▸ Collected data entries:

========

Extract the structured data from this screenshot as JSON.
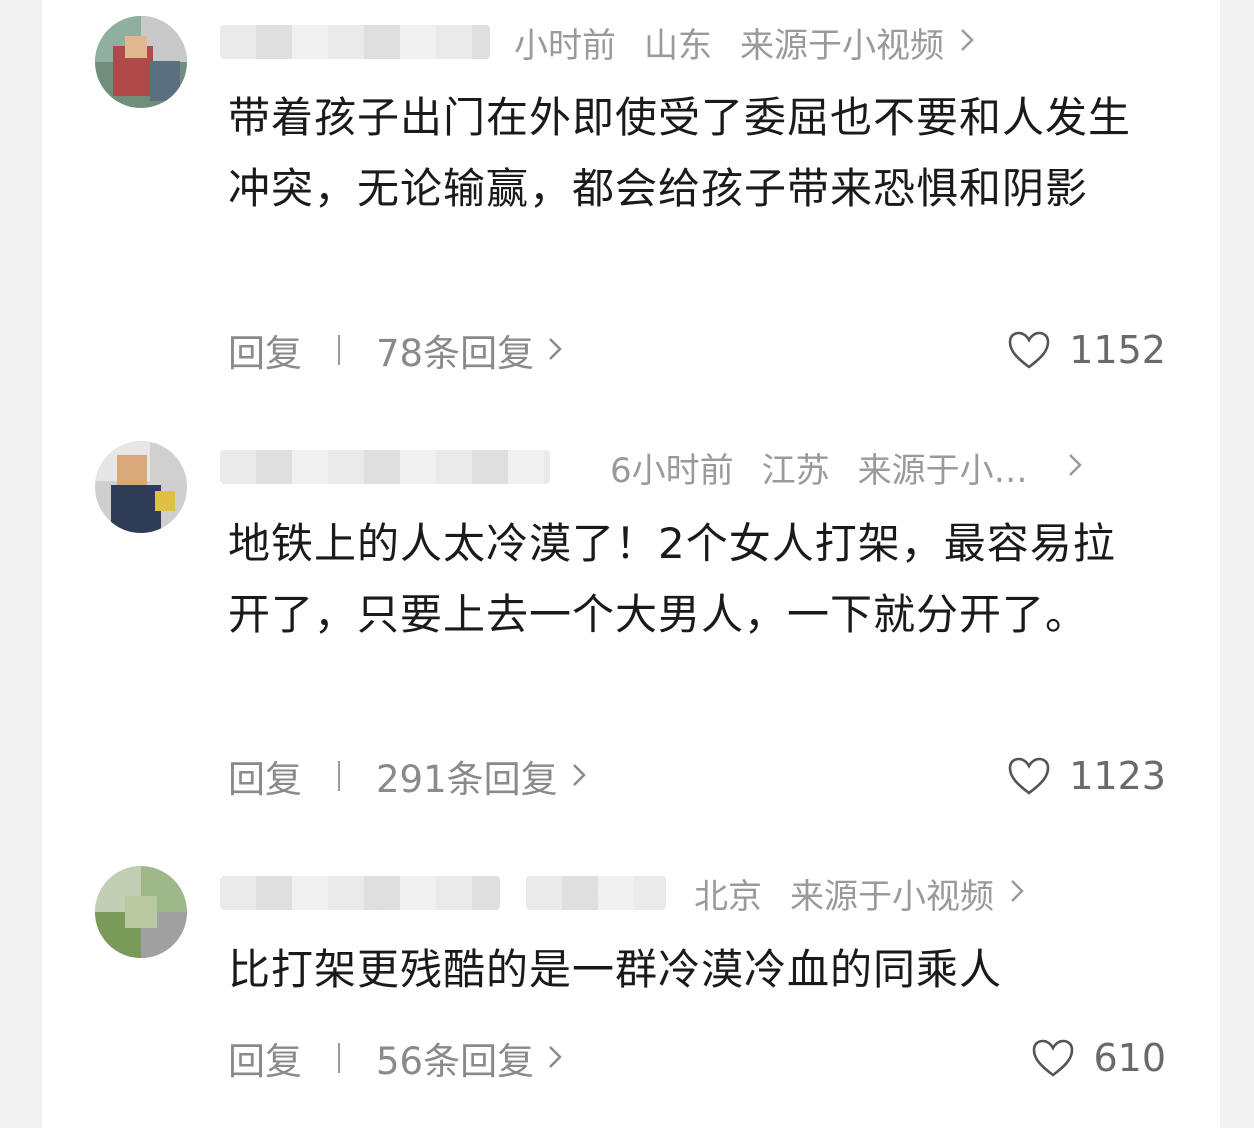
{
  "comments": [
    {
      "time": "小时前",
      "location": "山东",
      "source": "来源于小视频",
      "text": "带着孩子出门在外即使受了委屈也不要和人发生冲突，无论输赢，都会给孩子带来恐惧和阴影",
      "reply_label": "回复",
      "replies": "78条回复",
      "likes": "1152"
    },
    {
      "time": "6小时前",
      "location": "江苏",
      "source": "来源于小…",
      "text": "地铁上的人太冷漠了！2个女人打架，最容易拉开了，只要上去一个大男人，一下就分开了。",
      "reply_label": "回复",
      "replies": "291条回复",
      "likes": "1123"
    },
    {
      "time": "",
      "location": "北京",
      "source": "来源于小视频",
      "text": "比打架更残酷的是一群冷漠冷血的同乘人",
      "reply_label": "回复",
      "replies": "56条回复",
      "likes": "610"
    }
  ],
  "icons": {
    "chevron": "chevron-right-icon",
    "like": "heart-outline-icon"
  },
  "colors": {
    "background": "#f2f2f2",
    "card": "#ffffff",
    "text": "#1a1a1a",
    "meta": "#9a9a9a"
  }
}
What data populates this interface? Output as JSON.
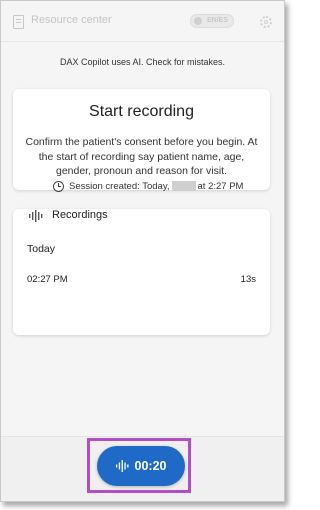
{
  "header": {
    "title": "Resource center",
    "lang_toggle": "EN/ES"
  },
  "ai_note": "DAX Copilot uses AI. Check for mistakes.",
  "start_card": {
    "heading": "Start recording",
    "instructions": "Confirm the patient's consent before you begin. At the start of recording say patient name, age, gender, pronoun and reason for visit."
  },
  "session": {
    "prefix": "Session created: Today,",
    "suffix": "at 2:27 PM"
  },
  "recordings": {
    "title": "Recordings",
    "group_label": "Today",
    "items": [
      {
        "time": "02:27 PM",
        "duration": "13s"
      }
    ]
  },
  "timer": {
    "label": "00:20"
  },
  "colors": {
    "accent": "#1e6ac6",
    "highlight": "#b24fc6"
  }
}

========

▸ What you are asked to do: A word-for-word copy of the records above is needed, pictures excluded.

▸ Your solution:
Extract the structured data from this screenshot as JSON.
{
  "comments": [
    {
      "time": "小时前",
      "location": "山东",
      "source": "来源于小视频",
      "text": "带着孩子出门在外即使受了委屈也不要和人发生冲突，无论输赢，都会给孩子带来恐惧和阴影",
      "reply_label": "回复",
      "replies": "78条回复",
      "likes": "1152"
    },
    {
      "time": "6小时前",
      "location": "江苏",
      "source": "来源于小…",
      "text": "地铁上的人太冷漠了！2个女人打架，最容易拉开了，只要上去一个大男人，一下就分开了。",
      "reply_label": "回复",
      "replies": "291条回复",
      "likes": "1123"
    },
    {
      "time": "",
      "location": "北京",
      "source": "来源于小视频",
      "text": "比打架更残酷的是一群冷漠冷血的同乘人",
      "reply_label": "回复",
      "replies": "56条回复",
      "likes": "610"
    }
  ],
  "icons": {
    "chevron": "chevron-right-icon",
    "like": "heart-outline-icon"
  },
  "colors": {
    "background": "#f2f2f2",
    "card": "#ffffff",
    "text": "#1a1a1a",
    "meta": "#9a9a9a"
  }
}
What data populates this interface? Output as JSON.
{
  "header": {
    "title": "Resource center",
    "lang_toggle": "EN/ES"
  },
  "ai_note": "DAX Copilot uses AI. Check for mistakes.",
  "start_card": {
    "heading": "Start recording",
    "instructions": "Confirm the patient's consent before you begin. At the start of recording say patient name, age, gender, pronoun and reason for visit."
  },
  "session": {
    "prefix": "Session created: Today,",
    "suffix": "at 2:27 PM"
  },
  "recordings": {
    "title": "Recordings",
    "group_label": "Today",
    "items": [
      {
        "time": "02:27 PM",
        "duration": "13s"
      }
    ]
  },
  "timer": {
    "label": "00:20"
  },
  "colors": {
    "accent": "#1e6ac6",
    "highlight": "#b24fc6"
  }
}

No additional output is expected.